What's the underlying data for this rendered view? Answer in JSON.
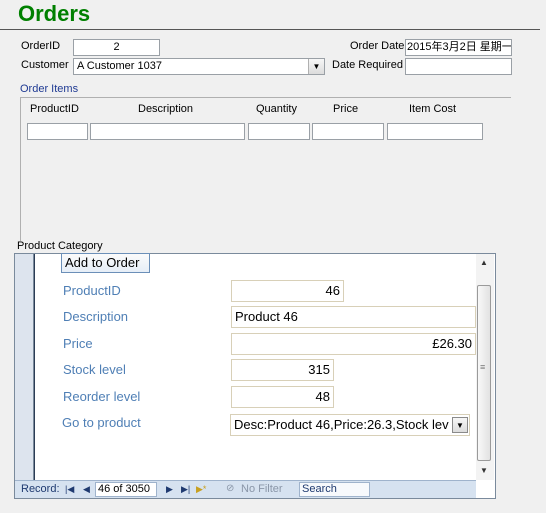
{
  "form_title": "Orders",
  "order": {
    "order_id_label": "OrderID",
    "order_id_value": "2",
    "customer_label": "Customer",
    "customer_value": "A Customer 1037",
    "order_date_label": "Order Date",
    "order_date_value": "2015年3月2日 星期一",
    "date_required_label": "Date Required",
    "date_required_value": ""
  },
  "order_items": {
    "label": "Order Items",
    "columns": [
      "ProductID",
      "Description",
      "Quantity",
      "Price",
      "Item Cost"
    ]
  },
  "product_category": {
    "label": "Product Category",
    "add_button": "Add to Order",
    "fields": {
      "productid_label": "ProductID",
      "productid_value": "46",
      "description_label": "Description",
      "description_value": "Product 46",
      "price_label": "Price",
      "price_value": "£26.30",
      "stock_label": "Stock level",
      "stock_value": "315",
      "reorder_label": "Reorder level",
      "reorder_value": "48",
      "goto_label": "Go to product",
      "goto_value": "Desc:Product 46,Price:26.3,Stock lev"
    }
  },
  "navigation": {
    "record_label": "Record:",
    "record_position": "46 of 3050",
    "no_filter": "No Filter",
    "search_placeholder": "Search"
  },
  "icons": {
    "dropdown": "chevron-down-icon",
    "first": "first-record-icon",
    "prev": "prev-record-icon",
    "next": "next-record-icon",
    "last": "last-record-icon",
    "new": "new-record-icon",
    "filter": "filter-icon",
    "scroll_up": "scroll-up-icon",
    "scroll_down": "scroll-down-icon"
  },
  "colors": {
    "title": "#008000",
    "subform_labels": "#4f7fb5"
  }
}
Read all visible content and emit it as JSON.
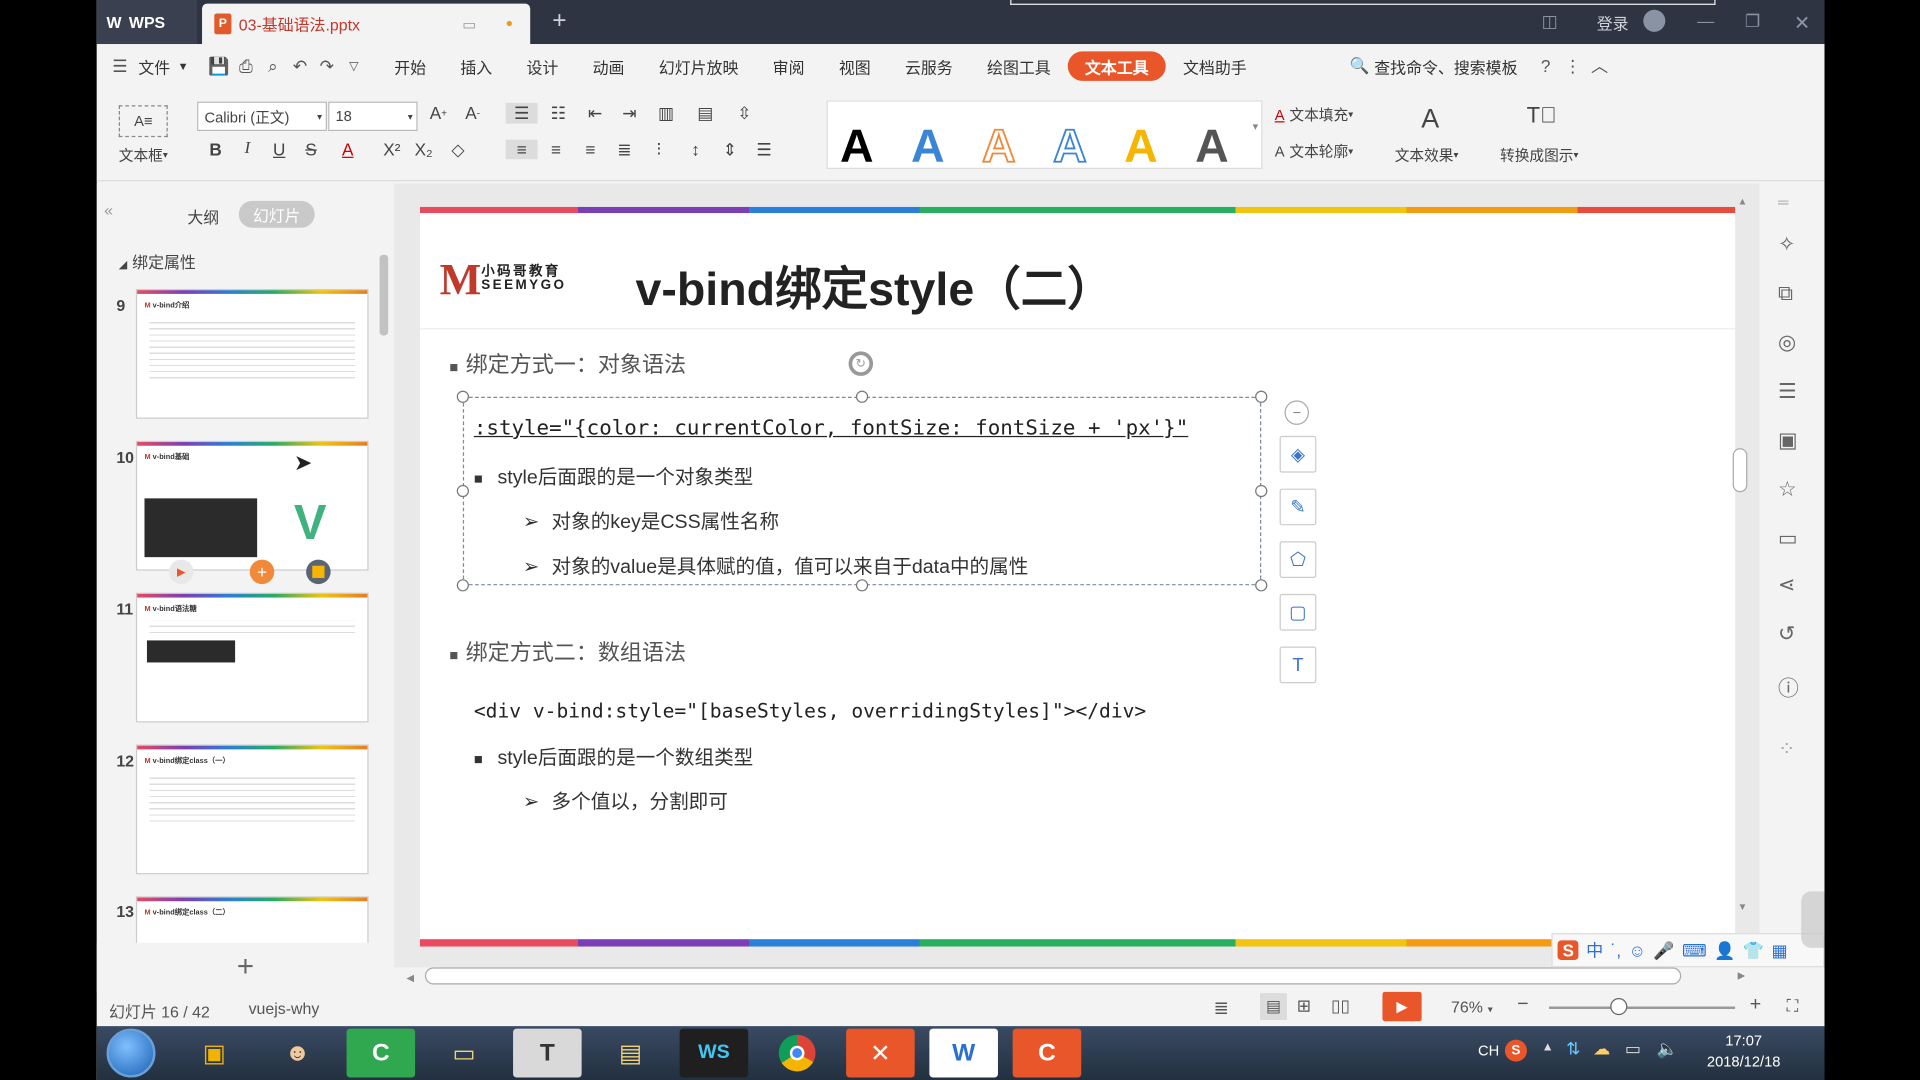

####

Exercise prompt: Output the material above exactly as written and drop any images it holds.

Response to the exercise:
What's the underlying data for this rendered view? Answer in JSON.
{
  "form_title": "Orders",
  "order": {
    "order_id_label": "OrderID",
    "order_id_value": "2",
    "customer_label": "Customer",
    "customer_value": "A Customer 1037",
    "order_date_label": "Order Date",
    "order_date_value": "2015年3月2日 星期一",
    "date_required_label": "Date Required",
    "date_required_value": ""
  },
  "order_items": {
    "label": "Order Items",
    "columns": [
      "ProductID",
      "Description",
      "Quantity",
      "Price",
      "Item Cost"
    ]
  },
  "product_category": {
    "label": "Product Category",
    "add_button": "Add to Order",
    "fields": {
      "productid_label": "ProductID",
      "productid_value": "46",
      "description_label": "Description",
      "description_value": "Product 46",
      "price_label": "Price",
      "price_value": "£26.30",
      "stock_label": "Stock level",
      "stock_value": "315",
      "reorder_label": "Reorder level",
      "reorder_value": "48",
      "goto_label": "Go to product",
      "goto_value": "Desc:Product 46,Price:26.3,Stock lev"
    }
  },
  "navigation": {
    "record_label": "Record:",
    "record_position": "46 of 3050",
    "no_filter": "No Filter",
    "search_placeholder": "Search"
  },
  "icons": {
    "dropdown": "chevron-down-icon",
    "first": "first-record-icon",
    "prev": "prev-record-icon",
    "next": "next-record-icon",
    "last": "last-record-icon",
    "new": "new-record-icon",
    "filter": "filter-icon",
    "scroll_up": "scroll-up-icon",
    "scroll_down": "scroll-down-icon"
  },
  "colors": {
    "title": "#008000",
    "subform_labels": "#4f7fb5"
  }
}
Read all visible content and emit it as JSON.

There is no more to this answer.